In the spirit of needing some change and trying to flow with the waves presently around me, I thought I should re-write Renewal by adding sarcastic comments—sort of adopting the opposite approach. I’d have to have a pen name to attack this Gibbs fellow, though nothing but corn comes through yet.
Heck what I’ve been writing since—this blog, which is now about 340 pages and was to be the second book entitled Resolutions—could also be much improved by having an alter-ego make sarcastic comments about the pedantic style.
I like my serious side, but I also like my irrelevant side (not to infer that my serious side is relevant). I think it is easier for me to be irrelevant in public than in writing. In public one can self-correct if a caustic comment flops. In writing, I have no idea who is actually reading this stuff much less how it’s being taken, so I have little way to self-correct. The best thing may be to just make fun of myself.
On the other hand, maybe I’m limited in my scope because of my education—yeah, that’s it. I’ve noticed all the so-called rigor of logical and researched threads can have a dampening effect on humor. The rigor is of course necessary, but it is not sufficient—discipline is not more important than freedom, though discipline is a necessary component of freedom.
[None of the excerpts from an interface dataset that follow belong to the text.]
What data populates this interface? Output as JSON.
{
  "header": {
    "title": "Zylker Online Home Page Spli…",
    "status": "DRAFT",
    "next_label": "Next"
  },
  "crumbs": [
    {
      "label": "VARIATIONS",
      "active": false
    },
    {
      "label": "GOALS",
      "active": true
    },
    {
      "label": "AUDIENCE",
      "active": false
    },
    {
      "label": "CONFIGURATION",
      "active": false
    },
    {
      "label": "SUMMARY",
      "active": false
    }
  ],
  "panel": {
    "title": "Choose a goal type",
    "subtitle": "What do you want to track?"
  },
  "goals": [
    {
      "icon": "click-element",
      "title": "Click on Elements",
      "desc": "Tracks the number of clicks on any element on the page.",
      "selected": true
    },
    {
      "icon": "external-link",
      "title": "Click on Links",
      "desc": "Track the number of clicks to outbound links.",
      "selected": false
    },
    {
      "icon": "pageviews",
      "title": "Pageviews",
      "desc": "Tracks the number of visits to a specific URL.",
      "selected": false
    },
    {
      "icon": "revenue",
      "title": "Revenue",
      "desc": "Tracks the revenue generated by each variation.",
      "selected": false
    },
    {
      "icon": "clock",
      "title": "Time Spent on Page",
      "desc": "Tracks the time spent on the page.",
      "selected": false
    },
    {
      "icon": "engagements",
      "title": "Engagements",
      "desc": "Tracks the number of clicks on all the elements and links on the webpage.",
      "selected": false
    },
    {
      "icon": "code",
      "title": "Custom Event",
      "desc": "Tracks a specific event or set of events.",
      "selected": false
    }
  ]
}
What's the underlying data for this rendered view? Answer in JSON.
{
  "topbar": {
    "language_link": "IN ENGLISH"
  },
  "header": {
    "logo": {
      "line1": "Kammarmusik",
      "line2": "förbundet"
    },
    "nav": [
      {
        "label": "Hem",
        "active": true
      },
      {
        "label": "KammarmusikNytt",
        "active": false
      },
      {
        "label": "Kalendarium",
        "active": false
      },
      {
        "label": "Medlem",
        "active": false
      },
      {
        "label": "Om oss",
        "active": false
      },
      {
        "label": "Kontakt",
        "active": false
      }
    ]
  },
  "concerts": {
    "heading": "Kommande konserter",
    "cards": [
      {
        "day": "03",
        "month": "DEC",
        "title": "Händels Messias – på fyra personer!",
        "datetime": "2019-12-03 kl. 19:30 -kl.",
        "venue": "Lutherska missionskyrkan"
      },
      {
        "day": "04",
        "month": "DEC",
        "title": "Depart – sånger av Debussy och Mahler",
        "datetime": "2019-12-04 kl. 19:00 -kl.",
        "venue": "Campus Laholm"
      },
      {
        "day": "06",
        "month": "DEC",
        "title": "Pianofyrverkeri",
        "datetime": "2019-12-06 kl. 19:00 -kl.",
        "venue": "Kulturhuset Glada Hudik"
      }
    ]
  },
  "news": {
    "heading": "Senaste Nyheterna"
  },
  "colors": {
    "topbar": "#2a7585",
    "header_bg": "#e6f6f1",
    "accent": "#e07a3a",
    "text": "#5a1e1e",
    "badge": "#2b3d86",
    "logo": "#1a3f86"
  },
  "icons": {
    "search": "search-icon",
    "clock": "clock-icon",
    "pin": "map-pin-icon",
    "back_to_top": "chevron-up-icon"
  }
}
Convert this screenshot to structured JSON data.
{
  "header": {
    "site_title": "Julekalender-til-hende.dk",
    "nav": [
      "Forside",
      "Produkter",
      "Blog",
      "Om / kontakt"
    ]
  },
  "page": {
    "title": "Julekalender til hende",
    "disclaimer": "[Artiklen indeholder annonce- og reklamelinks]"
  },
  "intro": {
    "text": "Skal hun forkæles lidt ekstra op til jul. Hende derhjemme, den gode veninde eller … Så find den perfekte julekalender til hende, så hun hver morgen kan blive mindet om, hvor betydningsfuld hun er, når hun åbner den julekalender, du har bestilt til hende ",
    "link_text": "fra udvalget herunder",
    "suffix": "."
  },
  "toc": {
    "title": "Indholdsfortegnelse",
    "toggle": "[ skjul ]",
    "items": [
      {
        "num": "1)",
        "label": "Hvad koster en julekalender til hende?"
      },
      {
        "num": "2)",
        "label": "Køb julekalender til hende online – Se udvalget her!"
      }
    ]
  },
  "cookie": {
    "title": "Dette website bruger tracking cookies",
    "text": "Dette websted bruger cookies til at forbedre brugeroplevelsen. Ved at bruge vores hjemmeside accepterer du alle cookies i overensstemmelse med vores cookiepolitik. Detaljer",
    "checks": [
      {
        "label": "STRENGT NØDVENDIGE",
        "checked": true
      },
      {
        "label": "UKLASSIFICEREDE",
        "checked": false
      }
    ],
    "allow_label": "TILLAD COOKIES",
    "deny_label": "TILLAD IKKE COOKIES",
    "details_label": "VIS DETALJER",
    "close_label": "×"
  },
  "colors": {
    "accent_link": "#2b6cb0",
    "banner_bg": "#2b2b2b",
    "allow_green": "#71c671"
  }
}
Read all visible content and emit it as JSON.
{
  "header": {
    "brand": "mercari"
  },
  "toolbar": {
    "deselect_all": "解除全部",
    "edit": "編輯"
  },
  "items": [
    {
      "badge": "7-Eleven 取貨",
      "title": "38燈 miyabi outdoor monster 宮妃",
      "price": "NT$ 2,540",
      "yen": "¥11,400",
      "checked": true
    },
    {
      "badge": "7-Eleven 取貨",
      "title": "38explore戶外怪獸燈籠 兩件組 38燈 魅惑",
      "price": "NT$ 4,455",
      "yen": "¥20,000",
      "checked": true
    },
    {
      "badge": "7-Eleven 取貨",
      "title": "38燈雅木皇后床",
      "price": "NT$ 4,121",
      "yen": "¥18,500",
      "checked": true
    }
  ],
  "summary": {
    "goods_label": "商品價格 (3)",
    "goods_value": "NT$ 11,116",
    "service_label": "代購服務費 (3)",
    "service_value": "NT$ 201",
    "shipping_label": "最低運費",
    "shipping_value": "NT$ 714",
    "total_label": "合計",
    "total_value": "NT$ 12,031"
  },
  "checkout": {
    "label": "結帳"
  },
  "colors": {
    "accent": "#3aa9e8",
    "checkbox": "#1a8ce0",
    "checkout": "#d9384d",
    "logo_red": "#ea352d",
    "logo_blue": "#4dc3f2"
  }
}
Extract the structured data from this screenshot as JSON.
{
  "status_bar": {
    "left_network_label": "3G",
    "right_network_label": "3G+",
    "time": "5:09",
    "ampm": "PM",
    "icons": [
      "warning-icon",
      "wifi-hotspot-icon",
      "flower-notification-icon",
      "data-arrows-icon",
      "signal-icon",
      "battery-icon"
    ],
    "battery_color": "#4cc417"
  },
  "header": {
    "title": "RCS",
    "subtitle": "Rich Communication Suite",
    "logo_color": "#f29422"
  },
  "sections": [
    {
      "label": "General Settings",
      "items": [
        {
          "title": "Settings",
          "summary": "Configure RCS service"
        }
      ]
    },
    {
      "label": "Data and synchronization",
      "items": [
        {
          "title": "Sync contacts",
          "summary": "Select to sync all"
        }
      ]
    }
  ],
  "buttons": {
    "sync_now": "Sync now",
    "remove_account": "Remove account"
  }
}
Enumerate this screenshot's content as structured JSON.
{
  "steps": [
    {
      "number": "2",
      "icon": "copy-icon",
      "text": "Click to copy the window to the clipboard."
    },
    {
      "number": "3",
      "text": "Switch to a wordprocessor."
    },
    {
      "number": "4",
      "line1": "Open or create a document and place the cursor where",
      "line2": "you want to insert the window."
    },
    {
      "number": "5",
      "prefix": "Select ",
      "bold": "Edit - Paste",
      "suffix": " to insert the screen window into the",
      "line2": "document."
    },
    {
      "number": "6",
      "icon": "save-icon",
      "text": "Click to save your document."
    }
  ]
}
Maybe I’ll loosen up when and if I retire. I notice I have to stop myself in class a lot or it’s over the cliff I go. That’s fine if one is a comedian, but what is appropriately running off a cliff in comedy can be utterly inappropriate in the classroom. I can tell you I like both, but I’m more confined in the classroom than I’m comfortable with.
Another issue about my writing is the reflection of my internal dialogue. One of the complaints I have received about my style is all of the parenthetical notations (especially in the book—or right now). In speaking I also have a lot of parenthetical notations. My mind seems to work in constant editing mode. That method frees me to speak publicly because it allows me to self-correct. But I think I still need some practice on having the thoughts and feelings come out succinctly in the first place. In writing, I struggle with trying to put into words what I want to convey, but I have only myself to argue with. In any case, despite all of the needed practice, I write for myself as a way to force clarity. I practice talking to myself for the same reasons. Maybe that’s simply an excuse for releasing pent-up energy or maybe it’s just another reason for practicing the art, science, and psychology of language and communication.
I can tell you this: Finding the right words to reflect the right emotions/cognitions is in me like a rooted being leaning towards the light (I’m not saying I lean well). But we don’t need to have only one way of relating to all that is around us—that’s a bit compulsive. The light creates shadows and makes the dark relent, which in turn makes the light relent. As I appreciate the contrasts, so I guess I’ll have to find my other voice in writing, the one that is caustic, sarcastic, curmudgeonly, mischievous (I’m so not buying into just the negative definition of mischief—take that Webster, et al.!). And maybe in speaking I can let my voice be a bit more serious. Just a bit.